Data provided: Begin

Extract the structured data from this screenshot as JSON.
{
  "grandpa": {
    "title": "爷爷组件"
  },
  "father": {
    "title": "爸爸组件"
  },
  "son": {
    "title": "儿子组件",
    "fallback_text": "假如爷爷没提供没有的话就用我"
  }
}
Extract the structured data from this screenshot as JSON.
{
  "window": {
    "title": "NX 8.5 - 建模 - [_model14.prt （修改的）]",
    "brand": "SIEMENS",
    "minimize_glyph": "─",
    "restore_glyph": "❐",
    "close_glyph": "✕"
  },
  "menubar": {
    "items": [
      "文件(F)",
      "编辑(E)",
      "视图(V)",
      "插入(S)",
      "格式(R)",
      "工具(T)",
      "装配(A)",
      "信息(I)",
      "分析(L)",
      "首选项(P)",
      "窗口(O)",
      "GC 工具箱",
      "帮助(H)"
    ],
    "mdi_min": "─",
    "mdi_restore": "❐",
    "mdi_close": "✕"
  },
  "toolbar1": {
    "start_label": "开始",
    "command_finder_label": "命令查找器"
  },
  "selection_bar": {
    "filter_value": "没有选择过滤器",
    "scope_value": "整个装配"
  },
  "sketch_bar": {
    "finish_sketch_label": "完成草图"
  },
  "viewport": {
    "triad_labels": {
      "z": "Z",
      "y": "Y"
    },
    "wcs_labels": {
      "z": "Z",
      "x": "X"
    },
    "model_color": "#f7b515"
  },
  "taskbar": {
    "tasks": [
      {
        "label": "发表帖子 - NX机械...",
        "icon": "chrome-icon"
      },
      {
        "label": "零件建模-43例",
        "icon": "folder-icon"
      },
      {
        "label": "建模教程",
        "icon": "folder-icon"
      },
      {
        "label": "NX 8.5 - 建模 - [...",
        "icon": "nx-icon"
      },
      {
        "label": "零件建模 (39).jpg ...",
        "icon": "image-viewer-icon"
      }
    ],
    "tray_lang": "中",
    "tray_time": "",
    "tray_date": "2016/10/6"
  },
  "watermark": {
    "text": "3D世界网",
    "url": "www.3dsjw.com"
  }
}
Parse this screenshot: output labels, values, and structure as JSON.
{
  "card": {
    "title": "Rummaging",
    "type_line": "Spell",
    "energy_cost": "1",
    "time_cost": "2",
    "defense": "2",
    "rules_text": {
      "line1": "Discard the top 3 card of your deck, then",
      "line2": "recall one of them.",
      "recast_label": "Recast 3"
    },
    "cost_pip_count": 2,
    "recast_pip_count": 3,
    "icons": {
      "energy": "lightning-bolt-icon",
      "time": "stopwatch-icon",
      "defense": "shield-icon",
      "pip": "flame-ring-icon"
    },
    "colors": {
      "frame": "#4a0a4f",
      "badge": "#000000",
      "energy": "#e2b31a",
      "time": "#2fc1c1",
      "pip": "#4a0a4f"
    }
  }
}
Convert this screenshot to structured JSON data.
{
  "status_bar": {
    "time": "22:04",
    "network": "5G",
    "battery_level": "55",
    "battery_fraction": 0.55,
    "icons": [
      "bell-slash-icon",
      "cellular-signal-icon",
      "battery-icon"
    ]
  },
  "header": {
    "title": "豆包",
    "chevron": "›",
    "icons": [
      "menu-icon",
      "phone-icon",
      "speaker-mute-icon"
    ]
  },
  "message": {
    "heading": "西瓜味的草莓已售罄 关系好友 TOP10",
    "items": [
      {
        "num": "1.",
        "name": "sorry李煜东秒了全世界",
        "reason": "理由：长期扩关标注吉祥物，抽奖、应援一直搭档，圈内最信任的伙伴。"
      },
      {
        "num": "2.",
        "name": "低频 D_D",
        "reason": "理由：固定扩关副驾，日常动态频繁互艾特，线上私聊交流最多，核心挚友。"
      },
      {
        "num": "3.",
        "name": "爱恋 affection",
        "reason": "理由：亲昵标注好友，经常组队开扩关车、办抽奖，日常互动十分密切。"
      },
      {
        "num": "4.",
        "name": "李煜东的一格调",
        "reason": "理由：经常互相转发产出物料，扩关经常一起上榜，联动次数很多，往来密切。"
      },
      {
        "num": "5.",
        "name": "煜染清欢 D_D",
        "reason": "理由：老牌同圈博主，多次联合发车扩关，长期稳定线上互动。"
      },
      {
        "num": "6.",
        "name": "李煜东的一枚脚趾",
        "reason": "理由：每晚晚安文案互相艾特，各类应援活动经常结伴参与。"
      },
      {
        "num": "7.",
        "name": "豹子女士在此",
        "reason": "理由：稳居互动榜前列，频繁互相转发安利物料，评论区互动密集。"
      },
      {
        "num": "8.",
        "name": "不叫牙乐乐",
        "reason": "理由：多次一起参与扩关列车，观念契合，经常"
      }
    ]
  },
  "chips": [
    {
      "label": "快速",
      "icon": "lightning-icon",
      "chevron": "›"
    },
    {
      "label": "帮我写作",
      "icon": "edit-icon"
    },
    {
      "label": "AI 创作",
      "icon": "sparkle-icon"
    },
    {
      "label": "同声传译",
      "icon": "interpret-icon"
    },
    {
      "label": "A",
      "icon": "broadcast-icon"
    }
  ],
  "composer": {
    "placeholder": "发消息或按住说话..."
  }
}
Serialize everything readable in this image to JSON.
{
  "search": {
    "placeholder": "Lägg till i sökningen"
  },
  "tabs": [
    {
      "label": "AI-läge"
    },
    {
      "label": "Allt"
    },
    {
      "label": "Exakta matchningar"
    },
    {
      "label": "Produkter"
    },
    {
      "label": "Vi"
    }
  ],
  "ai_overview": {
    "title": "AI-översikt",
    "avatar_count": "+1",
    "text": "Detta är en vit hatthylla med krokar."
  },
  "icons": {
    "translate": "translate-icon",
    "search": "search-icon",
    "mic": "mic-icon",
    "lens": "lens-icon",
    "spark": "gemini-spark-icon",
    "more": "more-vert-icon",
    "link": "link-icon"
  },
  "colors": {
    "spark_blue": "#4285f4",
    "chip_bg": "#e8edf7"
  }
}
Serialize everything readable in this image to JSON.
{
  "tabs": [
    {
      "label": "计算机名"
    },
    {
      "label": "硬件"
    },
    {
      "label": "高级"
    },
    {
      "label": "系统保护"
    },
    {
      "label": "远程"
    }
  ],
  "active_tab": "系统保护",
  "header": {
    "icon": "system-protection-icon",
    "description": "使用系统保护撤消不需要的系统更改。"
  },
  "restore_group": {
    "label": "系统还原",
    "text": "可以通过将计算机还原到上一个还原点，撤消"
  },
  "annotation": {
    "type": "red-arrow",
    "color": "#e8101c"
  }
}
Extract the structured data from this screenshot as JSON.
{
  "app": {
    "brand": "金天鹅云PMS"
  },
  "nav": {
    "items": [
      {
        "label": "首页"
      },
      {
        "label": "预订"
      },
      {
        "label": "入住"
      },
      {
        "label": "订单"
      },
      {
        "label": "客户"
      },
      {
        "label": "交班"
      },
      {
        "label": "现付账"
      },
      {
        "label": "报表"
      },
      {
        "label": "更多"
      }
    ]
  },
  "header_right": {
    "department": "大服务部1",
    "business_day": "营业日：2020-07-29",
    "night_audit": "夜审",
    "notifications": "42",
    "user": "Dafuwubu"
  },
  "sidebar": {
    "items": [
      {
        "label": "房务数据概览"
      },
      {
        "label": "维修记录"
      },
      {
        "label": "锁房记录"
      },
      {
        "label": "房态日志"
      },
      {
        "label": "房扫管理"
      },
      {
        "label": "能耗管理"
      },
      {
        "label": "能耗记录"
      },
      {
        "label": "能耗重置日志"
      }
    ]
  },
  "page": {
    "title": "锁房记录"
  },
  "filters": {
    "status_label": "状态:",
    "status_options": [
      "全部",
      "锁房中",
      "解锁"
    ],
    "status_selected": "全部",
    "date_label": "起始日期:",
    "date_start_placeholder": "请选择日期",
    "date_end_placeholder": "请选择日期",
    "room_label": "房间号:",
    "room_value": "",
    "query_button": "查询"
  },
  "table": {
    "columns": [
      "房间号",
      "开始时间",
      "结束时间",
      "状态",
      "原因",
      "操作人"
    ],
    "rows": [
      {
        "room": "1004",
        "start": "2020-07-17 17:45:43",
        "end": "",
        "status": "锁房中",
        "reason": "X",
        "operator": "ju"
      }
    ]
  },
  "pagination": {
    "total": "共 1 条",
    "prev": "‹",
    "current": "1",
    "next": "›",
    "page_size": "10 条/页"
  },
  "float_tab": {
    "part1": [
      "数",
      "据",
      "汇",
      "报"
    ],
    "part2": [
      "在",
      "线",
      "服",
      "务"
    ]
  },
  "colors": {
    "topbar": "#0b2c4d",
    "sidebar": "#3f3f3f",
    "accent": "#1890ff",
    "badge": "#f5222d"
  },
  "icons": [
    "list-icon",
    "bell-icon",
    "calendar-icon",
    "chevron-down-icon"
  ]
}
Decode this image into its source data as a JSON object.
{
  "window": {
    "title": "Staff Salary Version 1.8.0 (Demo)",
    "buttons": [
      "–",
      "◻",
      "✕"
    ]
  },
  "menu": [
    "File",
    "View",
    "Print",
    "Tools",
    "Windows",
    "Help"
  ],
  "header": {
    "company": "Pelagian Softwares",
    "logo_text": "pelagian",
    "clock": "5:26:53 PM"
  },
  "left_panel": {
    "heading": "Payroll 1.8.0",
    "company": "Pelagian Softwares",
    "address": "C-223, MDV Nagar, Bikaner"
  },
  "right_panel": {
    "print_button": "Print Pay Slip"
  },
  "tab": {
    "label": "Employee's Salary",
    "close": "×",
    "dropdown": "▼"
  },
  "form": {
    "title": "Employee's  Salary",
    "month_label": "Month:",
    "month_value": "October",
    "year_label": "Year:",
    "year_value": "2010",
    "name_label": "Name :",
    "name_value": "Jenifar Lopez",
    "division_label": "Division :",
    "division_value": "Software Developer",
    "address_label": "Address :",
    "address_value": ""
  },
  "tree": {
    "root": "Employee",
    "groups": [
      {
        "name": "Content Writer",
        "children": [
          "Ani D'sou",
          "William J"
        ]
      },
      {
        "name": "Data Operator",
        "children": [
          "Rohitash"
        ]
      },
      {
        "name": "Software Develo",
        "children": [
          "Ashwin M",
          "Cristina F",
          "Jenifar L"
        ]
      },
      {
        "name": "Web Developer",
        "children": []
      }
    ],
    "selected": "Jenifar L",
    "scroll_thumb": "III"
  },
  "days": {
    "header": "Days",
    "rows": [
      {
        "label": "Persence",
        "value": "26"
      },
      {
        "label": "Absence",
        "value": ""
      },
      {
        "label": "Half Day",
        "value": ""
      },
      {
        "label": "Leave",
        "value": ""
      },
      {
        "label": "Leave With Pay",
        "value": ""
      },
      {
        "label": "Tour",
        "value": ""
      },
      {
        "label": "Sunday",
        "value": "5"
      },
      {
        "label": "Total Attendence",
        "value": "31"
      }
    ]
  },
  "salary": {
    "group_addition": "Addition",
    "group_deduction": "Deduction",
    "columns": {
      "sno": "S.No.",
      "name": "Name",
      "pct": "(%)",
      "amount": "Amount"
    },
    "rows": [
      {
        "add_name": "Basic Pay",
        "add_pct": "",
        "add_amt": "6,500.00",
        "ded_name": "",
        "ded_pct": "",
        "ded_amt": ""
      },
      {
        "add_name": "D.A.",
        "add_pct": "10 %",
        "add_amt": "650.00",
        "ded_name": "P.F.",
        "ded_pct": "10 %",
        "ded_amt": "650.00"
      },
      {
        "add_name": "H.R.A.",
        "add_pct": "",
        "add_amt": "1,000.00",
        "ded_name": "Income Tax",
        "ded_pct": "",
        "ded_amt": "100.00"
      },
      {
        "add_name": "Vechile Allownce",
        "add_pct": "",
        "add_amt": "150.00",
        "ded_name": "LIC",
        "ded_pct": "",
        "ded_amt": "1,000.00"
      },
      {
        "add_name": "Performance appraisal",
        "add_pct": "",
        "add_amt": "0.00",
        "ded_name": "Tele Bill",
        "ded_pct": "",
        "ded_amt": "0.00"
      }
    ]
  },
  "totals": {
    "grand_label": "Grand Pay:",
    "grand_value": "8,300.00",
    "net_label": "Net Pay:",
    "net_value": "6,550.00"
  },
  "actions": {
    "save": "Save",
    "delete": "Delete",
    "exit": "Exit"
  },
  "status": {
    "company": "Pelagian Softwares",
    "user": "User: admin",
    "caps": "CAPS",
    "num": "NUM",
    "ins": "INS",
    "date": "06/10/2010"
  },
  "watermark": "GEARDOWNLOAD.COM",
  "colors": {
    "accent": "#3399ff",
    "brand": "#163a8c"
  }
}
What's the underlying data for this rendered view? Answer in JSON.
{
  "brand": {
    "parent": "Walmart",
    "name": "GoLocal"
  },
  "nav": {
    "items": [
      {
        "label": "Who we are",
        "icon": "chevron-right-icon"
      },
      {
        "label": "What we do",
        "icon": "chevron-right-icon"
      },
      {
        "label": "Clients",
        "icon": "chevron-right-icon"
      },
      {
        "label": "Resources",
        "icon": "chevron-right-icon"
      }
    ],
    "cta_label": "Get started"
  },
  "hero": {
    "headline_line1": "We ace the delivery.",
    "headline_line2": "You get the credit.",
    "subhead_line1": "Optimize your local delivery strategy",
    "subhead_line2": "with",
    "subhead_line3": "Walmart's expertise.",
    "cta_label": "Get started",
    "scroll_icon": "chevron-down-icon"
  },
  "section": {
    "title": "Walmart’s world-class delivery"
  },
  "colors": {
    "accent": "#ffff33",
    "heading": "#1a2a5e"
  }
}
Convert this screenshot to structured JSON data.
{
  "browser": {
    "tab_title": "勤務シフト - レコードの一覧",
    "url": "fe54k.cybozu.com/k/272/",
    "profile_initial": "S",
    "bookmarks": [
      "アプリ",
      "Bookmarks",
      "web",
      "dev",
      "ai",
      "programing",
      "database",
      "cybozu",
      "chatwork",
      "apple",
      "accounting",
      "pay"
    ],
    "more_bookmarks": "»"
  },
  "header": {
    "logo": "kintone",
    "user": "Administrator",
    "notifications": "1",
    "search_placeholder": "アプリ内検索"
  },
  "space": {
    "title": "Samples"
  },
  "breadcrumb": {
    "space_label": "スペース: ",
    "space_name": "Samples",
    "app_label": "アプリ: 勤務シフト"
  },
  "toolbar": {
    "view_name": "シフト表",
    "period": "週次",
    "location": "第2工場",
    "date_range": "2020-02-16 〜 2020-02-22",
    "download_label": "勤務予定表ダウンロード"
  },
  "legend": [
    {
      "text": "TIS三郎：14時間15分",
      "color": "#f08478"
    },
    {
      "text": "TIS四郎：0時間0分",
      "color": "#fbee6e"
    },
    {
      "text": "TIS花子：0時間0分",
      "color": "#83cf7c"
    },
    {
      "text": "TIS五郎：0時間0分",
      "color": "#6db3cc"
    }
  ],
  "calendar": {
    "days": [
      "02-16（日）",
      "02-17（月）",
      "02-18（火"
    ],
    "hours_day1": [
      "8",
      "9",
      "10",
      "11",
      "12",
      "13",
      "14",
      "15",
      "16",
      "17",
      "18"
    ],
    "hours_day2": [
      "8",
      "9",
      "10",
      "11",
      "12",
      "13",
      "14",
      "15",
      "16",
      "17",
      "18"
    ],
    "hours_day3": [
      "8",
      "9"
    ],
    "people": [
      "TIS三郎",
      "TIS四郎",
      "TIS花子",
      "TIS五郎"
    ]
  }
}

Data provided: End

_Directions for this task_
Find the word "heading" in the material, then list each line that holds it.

_Answer area_
    "heading": "西瓜味的草莓已售罄 关系好友 TOP10",
    "heading": "Payroll 1.8.0",
    "heading": "#1a2a5e"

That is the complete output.